Continuing our reference to
At this point the liftoff process is invoked so that all photoresist, together with all material on the resist's surface, is removed, giving the structure the appearance shown in
The process is completed by annealing. This involves heating in the presence a magnetic field of between about 100 and 200 Oe in the longitudinal direction, at a temperature between about 250 and 280° C. for between about 2 and 5 hours.
Experimental Verification of the Invention:
For comparison purposes, SF-SyAF top spin valves having: NiCr/Cu/NiFe+CoFe (free layer)/Cu/CoFe1/Ru/CoFe2/MnPt/NiCr configurations with equivalent layer thicknesses were also made.
To characterize free layer anisotropy, free layer structures made of 55 NiCr/20 Cu/2 CoFe-34 NiFe/15 Cu/TaO/Al203 and 55 NiCr/15 Cu/34 NiFe-2 CoFe/20 Cu/NiCr, respectively (where all numbers are thicknesses in Angstroms), for the bottom and top SFSV were also studied.

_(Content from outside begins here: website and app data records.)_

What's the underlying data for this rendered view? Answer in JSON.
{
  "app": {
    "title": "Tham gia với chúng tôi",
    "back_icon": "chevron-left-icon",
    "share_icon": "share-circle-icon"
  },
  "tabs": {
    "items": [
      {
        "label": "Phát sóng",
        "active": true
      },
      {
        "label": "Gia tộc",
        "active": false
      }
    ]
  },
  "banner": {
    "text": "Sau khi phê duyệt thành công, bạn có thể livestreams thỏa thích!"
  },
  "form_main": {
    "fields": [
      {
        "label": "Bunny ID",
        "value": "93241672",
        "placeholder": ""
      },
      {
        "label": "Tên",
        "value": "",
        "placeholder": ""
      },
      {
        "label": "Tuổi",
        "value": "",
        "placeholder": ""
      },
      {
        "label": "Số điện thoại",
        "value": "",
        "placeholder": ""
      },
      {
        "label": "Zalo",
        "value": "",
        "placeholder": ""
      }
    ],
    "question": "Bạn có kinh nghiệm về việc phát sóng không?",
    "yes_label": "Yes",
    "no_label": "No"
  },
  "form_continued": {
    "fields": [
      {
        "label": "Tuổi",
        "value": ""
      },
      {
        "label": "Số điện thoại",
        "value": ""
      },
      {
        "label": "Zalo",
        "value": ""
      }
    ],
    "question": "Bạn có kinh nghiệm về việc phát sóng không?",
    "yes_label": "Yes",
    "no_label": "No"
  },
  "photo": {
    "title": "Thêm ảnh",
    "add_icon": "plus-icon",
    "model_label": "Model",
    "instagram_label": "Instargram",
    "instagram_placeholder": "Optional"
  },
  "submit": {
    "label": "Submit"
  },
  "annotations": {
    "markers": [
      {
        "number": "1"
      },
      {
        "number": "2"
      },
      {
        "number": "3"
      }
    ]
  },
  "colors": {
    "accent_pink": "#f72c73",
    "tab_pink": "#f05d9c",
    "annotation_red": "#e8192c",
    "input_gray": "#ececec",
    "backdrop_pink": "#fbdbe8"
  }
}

After forming free layer and GMR stacks, the deposited structures were first given a standard 6000 Oe transverse field 280° C.-5 hrs annealing. The high field annealing set up the pinned layer direction. After removing Al2O3 capping by wet etching, the GMR and the free layer stacks, were further given a low field (100 Oe) 250° C.-5 hrs annealing to reset the free layer in the sensor direction. This low field annealing was used to simulate the exchange bias annealing process.

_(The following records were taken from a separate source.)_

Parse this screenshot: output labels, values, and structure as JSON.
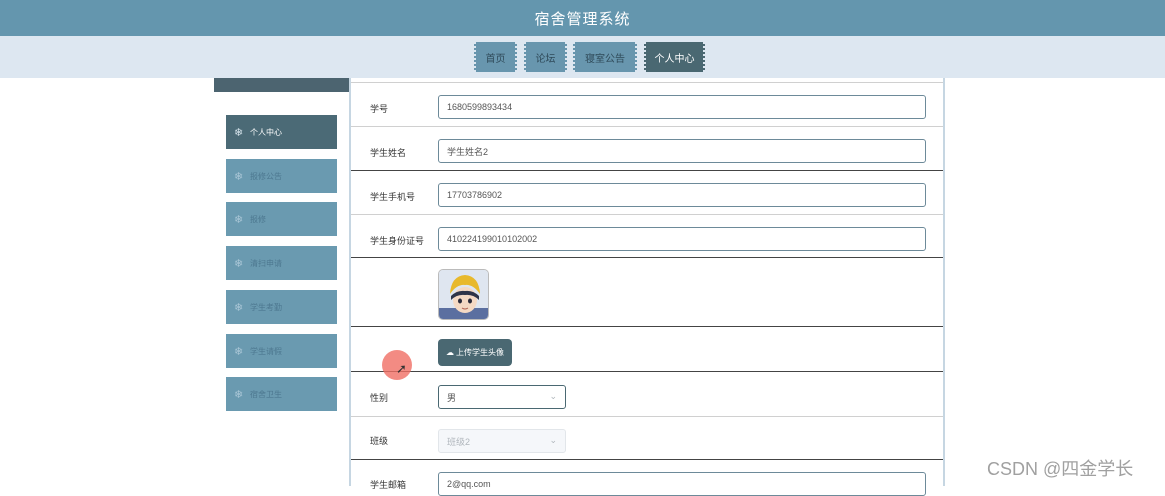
{
  "app": {
    "title": "宿舍管理系统"
  },
  "nav": {
    "items": [
      {
        "label": "首页",
        "active": false
      },
      {
        "label": "论坛",
        "active": false
      },
      {
        "label": "寝室公告",
        "active": false
      },
      {
        "label": "个人中心",
        "active": true
      }
    ]
  },
  "sidebar": {
    "icon": "snowflake-icon",
    "items": [
      {
        "label": "个人中心",
        "active": true
      },
      {
        "label": "报修公告"
      },
      {
        "label": "报修"
      },
      {
        "label": "清扫申请"
      },
      {
        "label": "学生考勤"
      },
      {
        "label": "学生请假"
      },
      {
        "label": "宿舍卫生"
      }
    ]
  },
  "form": {
    "student_no": {
      "label": "学号",
      "value": "1680599893434"
    },
    "student_name": {
      "label": "学生姓名",
      "value": "学生姓名2"
    },
    "student_phone": {
      "label": "学生手机号",
      "value": "17703786902"
    },
    "student_id_card": {
      "label": "学生身份证号",
      "value": "410224199010102002"
    },
    "upload_button": "上传学生头像",
    "gender": {
      "label": "性别",
      "value": "男"
    },
    "class": {
      "label": "班级",
      "value": "班级2"
    },
    "email": {
      "label": "学生邮箱",
      "value": "2@qq.com"
    }
  },
  "watermark": "CSDN @四金学长",
  "colors": {
    "header": "#6496ae",
    "nav_bg": "#dde7f1",
    "active": "#4a6872",
    "item": "#6896ae"
  }
}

Comparisons of the top and bottom spin valve free layer magnetic properties are illustrated in Table I.
As illustrated in TABLE I, the free layer of the bottom spin valve shows softer magnetic properties (i.e. lower Hc and Hk than that of the top spin valve. To close the hard axis (HA) loops for the free layers, applied longitudinal fields of 9 and 4 Oe are needed for the top and the bottom spin valve respectively.
Magnetic performance properties of the top and bottom SF-SyAF spin valves are listed in TABLE II. For the top spin valve with (55 NiFe/5 CoFe) free layer, GMR ratio (Dr/r)=9.54% and output amplitude (Dr)=1.20 ohm/sq. Dr/r and Dr for the bottom spin valve are 10% higher. Also Hc and Hk are lower.
For ultra-high density recording, the free layer of the bottom spin valve is made of a very thin CoFe/NiFe composite layer having a magnetic moment equivalent to that of a 37 Å thick NiFe layer. See Cell 3 and Cell 4/Cell 5, respectively, for the top and the bottom spin valves with ultra-thin free layer. Figure-of-merit (FOM) for the (2 Å CoFe/34 Å NiFe) spin valves is about 2× greater than that with (5 Å CoFe/55 Å NiFe) free layer. The difference between Cell 4 and Cell 5, is that the composite free layer in cell 5 has a thicker CoFe component. The FOM for the (10 Å CoFe/20 Å NiFe) spin valve with 1 Å Cu HCL is about 2.5× greater than that of the (5 ÅCoFe/55 Å NiFe) spin valve with 15 Å Cdu HCL. Besides having greater FOM, the bottom spin valve has shown softer magnetic properties than the top spin valve. These results indicate that a bottom spin valve head gives higher sensor sensitivity to yield even higher output signal.
While the invention has been particularly shown and described with reference to the preferred embodiments thereof, it will be understood by those skilled in the art that various changes in form and details may be made without departing from the spirit and scope of the invention.